Everyone I know tells me they have too much stuff.  I hear that from pretty much every client that I have ever worked with.  Of course if they didn’t, they probably wouldn’t need my services, but I digress.  Some of us periodically do a purge to reduce the amount of our things.  Many times situations in our lives will provide the opportunity, or necessity, to reduce the amount of our belongings.  Situations such as moving, maybe to a smaller home, remodeling, or just because we don’t have the space to keep bringing in more stuff.

Purging has a liberating feeling.  Think about a time when you did a big purge, perhaps before a move.  How did it make you feel?  I know it makes me feel better, lighter, happy.  Then after you move into your new home with less stuff you feel like you have more space to move around, and you actually do.

Lately I’ve also been noticing that the younger generation has a different mentality about material things.  They don’t want things.
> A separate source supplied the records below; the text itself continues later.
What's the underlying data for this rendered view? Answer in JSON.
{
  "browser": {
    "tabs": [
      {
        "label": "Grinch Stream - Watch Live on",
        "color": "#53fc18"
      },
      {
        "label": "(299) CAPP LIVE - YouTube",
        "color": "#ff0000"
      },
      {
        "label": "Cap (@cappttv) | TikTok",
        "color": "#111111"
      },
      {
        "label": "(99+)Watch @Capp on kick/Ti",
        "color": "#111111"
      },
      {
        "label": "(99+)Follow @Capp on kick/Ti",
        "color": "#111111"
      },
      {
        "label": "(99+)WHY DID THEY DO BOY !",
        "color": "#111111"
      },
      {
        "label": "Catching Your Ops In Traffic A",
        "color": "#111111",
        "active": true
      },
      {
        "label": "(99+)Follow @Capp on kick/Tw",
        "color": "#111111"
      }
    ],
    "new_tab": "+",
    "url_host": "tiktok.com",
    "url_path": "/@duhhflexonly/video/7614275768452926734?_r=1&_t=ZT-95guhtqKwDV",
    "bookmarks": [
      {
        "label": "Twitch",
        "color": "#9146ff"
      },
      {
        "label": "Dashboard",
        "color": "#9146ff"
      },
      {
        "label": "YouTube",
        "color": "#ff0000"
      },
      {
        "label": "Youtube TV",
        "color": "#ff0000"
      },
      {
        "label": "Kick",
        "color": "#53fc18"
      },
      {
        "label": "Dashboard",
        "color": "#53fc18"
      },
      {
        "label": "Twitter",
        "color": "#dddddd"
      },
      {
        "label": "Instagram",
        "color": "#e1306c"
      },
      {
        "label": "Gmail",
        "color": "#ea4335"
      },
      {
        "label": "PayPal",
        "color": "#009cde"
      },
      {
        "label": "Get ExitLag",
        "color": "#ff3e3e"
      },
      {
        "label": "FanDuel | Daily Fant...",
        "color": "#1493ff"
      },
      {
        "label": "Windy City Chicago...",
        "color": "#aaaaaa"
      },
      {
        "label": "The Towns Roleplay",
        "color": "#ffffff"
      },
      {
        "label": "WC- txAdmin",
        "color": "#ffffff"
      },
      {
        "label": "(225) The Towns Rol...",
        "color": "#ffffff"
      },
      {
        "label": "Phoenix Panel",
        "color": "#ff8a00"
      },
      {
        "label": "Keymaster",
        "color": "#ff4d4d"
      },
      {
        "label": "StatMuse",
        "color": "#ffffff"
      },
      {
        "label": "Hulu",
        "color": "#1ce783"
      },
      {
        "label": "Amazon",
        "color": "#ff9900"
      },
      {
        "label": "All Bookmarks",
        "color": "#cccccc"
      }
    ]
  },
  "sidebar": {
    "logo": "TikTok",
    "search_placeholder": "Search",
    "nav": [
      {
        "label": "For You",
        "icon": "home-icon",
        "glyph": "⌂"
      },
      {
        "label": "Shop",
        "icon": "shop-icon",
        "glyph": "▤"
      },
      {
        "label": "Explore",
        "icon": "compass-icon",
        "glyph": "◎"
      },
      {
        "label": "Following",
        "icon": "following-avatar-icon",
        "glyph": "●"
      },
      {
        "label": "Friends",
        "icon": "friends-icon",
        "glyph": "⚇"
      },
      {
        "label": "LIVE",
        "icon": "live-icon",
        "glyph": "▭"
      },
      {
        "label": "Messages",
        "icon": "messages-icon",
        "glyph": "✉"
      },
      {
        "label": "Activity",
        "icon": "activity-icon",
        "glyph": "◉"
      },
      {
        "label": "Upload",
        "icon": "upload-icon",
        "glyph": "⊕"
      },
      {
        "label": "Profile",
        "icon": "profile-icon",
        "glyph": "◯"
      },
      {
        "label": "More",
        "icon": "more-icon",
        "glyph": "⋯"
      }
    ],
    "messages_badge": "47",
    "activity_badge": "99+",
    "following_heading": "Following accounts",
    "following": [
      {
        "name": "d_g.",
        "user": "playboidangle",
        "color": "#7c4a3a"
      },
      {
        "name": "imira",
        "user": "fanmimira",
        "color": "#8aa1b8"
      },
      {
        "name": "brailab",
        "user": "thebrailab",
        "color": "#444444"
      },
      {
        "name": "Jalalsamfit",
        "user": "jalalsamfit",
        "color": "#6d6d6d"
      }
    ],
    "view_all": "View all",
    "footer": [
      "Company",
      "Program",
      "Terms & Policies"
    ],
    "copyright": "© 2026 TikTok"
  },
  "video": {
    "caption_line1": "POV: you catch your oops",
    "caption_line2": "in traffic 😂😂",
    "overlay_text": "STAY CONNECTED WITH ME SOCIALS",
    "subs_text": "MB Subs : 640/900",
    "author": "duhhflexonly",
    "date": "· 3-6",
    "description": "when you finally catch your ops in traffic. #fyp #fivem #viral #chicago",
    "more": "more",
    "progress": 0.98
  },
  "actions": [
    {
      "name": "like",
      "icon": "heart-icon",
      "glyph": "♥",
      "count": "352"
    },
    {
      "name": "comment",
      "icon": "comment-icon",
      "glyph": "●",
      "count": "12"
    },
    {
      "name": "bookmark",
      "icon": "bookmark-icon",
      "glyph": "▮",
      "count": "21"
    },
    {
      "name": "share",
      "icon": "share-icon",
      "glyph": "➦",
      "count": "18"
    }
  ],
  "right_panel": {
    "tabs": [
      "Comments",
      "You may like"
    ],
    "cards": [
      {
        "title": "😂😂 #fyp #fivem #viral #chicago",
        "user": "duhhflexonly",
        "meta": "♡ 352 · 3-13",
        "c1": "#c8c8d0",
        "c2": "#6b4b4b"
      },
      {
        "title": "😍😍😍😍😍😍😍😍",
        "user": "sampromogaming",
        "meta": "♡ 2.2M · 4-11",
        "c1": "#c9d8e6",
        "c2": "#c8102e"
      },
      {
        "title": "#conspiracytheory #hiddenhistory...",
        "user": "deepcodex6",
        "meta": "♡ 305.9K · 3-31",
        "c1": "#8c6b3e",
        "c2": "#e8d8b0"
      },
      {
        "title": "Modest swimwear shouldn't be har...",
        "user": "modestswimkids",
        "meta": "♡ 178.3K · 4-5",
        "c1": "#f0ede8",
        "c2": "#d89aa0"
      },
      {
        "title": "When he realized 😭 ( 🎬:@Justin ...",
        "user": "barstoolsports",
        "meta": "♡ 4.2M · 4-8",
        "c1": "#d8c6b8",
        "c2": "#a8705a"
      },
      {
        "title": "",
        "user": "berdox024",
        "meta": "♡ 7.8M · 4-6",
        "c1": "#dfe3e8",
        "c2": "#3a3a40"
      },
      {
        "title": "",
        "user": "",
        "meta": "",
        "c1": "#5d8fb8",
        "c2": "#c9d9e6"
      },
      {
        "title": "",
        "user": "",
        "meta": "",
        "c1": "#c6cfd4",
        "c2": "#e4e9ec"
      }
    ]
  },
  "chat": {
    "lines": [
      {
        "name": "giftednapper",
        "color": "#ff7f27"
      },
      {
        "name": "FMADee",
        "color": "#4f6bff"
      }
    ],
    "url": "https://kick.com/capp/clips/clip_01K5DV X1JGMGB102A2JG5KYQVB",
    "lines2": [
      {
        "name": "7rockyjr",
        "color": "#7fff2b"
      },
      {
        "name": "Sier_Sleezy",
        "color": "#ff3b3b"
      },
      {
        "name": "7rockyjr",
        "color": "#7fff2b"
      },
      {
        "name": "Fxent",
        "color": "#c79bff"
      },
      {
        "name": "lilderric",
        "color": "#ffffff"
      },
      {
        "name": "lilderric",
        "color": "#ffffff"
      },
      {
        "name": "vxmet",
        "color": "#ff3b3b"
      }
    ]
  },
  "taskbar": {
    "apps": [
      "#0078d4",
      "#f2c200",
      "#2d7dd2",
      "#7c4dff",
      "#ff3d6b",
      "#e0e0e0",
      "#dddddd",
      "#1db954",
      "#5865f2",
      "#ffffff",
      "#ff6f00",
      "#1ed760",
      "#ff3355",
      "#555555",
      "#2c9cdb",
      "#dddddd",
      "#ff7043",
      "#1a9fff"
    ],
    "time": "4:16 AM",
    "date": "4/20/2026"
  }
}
They would rather use their hard earned wages for experiences.  Some are jumping on the latest trend of buying tiny houses.  By default, they seem to be living a life of minimalism.

The idea of tangible collections for this generation is fading away.  You won’t find many if at all, collections of books, dvd’s, or cd’s in their living spaces.  They live in the digital age where you can find access to pretty much everything on the internet.  No tangible collections mean’s little to no clutter.

Many times when their parents decide to downsize, and they ask their kids if they want things from their childhood, they respectfully decline the offer. They also don’t want furniture or household items from their parents or grandparents after they pass away.  They seem to understand their happiness is not tied to material possessions.  It’s not a bad thing, just a different way of thinking.

The idea I believe, behind minimalism is not to get rid of everything you own, but to remove excess or unnecessary items, keeping it simple.  Excess things you don’t really need to live a happy life.